**ABOUT THIS TASK**
Which of the lines below contain the string "file"? Copy each one.

-- LISTED ENTRIES follows --

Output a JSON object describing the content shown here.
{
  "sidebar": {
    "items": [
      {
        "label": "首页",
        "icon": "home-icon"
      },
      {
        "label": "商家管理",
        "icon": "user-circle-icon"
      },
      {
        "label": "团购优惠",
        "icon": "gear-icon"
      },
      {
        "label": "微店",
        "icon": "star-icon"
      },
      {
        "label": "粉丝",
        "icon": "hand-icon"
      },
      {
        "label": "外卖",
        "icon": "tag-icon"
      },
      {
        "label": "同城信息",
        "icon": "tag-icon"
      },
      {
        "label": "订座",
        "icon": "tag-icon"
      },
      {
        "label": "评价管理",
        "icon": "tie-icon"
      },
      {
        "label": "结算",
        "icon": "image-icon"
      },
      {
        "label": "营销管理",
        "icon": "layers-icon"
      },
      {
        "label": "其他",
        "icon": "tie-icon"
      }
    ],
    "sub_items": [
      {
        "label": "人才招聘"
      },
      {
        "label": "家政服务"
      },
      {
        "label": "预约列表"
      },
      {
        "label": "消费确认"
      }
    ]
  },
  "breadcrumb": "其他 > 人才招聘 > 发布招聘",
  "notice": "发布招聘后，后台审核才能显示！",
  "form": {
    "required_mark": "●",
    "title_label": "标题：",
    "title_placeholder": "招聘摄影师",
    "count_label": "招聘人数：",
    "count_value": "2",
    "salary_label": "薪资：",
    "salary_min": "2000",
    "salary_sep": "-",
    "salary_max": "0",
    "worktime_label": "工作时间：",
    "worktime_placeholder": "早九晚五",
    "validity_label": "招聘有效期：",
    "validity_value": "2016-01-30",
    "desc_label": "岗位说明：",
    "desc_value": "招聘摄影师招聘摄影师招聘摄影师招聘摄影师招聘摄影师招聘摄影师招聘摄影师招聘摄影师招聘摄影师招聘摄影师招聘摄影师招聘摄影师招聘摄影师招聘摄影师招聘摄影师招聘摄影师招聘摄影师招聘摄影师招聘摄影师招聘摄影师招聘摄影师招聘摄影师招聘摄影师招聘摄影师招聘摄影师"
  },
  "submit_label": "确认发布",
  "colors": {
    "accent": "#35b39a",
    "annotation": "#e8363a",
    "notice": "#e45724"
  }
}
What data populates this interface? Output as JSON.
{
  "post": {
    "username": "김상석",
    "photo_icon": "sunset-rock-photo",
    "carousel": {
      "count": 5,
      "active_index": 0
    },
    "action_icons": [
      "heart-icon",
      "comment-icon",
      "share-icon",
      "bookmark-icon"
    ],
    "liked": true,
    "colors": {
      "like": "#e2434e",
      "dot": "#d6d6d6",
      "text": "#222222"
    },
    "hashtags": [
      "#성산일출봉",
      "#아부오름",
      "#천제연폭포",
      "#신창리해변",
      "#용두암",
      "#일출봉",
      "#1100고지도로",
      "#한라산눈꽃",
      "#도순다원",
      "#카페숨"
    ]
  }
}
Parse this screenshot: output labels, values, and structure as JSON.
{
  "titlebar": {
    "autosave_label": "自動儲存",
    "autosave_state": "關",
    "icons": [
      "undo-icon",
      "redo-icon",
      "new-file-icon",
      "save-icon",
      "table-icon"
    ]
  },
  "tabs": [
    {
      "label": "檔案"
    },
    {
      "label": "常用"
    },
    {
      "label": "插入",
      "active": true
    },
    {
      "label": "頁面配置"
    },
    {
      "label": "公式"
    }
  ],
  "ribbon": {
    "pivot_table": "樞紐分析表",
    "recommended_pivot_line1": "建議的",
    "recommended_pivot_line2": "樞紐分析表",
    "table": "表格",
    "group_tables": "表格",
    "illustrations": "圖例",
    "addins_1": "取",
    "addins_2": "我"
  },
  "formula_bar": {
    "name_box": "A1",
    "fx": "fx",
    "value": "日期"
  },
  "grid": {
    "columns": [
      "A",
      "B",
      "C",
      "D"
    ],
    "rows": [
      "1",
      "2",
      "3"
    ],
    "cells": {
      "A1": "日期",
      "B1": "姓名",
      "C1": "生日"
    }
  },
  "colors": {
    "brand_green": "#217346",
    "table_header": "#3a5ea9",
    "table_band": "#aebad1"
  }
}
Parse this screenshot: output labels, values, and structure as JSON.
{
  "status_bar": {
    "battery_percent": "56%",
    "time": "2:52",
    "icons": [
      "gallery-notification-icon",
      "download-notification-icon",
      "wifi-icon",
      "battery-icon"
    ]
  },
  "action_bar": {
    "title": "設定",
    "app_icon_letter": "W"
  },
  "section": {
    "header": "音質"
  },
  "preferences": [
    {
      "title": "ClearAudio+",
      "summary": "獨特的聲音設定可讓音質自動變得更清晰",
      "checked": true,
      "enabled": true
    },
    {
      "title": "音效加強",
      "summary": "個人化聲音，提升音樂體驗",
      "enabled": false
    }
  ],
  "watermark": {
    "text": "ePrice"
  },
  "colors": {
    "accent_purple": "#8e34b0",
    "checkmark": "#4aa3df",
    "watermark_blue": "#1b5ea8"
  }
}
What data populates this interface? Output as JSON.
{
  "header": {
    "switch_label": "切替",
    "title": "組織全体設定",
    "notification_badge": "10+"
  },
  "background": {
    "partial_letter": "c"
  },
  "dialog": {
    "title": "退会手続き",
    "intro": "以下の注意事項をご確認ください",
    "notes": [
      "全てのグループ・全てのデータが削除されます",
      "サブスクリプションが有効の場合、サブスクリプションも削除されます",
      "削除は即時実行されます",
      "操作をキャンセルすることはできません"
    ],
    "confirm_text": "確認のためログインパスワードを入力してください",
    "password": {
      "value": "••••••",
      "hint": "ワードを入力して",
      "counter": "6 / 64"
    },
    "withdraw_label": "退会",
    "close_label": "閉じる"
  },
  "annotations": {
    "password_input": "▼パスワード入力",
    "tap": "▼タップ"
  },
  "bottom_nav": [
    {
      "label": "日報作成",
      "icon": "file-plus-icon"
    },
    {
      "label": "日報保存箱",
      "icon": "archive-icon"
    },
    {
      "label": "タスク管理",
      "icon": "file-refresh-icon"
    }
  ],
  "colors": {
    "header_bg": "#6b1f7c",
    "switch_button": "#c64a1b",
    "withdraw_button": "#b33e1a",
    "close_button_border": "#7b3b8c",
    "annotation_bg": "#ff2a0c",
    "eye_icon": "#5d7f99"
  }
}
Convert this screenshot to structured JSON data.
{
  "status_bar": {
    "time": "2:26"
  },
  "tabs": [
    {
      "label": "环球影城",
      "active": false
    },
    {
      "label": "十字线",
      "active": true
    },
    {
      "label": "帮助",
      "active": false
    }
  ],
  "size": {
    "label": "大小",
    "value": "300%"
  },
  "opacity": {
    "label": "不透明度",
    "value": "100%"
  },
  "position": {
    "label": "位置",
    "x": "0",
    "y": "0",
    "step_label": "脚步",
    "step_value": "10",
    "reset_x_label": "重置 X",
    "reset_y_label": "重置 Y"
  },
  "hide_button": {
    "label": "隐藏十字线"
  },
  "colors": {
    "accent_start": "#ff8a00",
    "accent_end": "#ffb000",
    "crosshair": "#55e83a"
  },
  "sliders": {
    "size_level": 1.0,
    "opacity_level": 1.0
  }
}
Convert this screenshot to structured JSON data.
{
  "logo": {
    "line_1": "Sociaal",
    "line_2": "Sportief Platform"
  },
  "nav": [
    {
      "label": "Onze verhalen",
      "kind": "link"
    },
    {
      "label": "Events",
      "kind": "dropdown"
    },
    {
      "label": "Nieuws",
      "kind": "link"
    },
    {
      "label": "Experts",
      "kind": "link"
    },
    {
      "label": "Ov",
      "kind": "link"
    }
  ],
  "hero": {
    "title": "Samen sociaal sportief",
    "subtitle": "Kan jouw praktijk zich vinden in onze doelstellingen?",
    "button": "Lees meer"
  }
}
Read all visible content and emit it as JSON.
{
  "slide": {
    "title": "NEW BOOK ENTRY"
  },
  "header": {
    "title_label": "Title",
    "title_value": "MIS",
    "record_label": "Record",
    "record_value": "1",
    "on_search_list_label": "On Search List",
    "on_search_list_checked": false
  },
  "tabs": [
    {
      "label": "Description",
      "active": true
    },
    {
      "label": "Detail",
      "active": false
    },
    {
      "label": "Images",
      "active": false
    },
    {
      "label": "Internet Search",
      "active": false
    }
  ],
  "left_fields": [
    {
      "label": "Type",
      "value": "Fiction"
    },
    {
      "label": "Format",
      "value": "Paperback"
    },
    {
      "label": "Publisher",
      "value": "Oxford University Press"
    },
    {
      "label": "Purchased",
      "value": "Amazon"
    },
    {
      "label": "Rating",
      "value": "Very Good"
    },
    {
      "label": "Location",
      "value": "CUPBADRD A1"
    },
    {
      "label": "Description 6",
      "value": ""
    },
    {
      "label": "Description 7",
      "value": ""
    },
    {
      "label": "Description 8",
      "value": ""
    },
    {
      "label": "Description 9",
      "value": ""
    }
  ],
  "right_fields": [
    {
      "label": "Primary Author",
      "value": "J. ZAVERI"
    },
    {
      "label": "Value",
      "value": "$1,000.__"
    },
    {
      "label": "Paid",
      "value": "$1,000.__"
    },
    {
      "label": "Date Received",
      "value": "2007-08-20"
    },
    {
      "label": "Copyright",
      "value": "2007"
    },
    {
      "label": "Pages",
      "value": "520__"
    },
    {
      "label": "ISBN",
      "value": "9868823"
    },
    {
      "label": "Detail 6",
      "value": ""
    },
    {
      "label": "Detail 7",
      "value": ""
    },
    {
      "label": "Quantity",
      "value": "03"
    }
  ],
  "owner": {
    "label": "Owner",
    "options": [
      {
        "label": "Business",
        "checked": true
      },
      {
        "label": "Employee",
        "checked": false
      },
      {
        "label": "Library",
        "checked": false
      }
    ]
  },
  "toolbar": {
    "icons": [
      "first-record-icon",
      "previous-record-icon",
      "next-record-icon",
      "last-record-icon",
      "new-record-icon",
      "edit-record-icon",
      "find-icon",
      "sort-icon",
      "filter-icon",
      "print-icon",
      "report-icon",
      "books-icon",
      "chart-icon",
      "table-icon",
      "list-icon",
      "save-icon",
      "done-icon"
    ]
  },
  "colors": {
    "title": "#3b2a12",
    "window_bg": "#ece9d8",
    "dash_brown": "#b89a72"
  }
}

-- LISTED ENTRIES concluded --

**WRITTEN RESPONSE**
      "new-file-icon",
      "icon": "file-plus-icon"
      "icon": "file-refresh-icon"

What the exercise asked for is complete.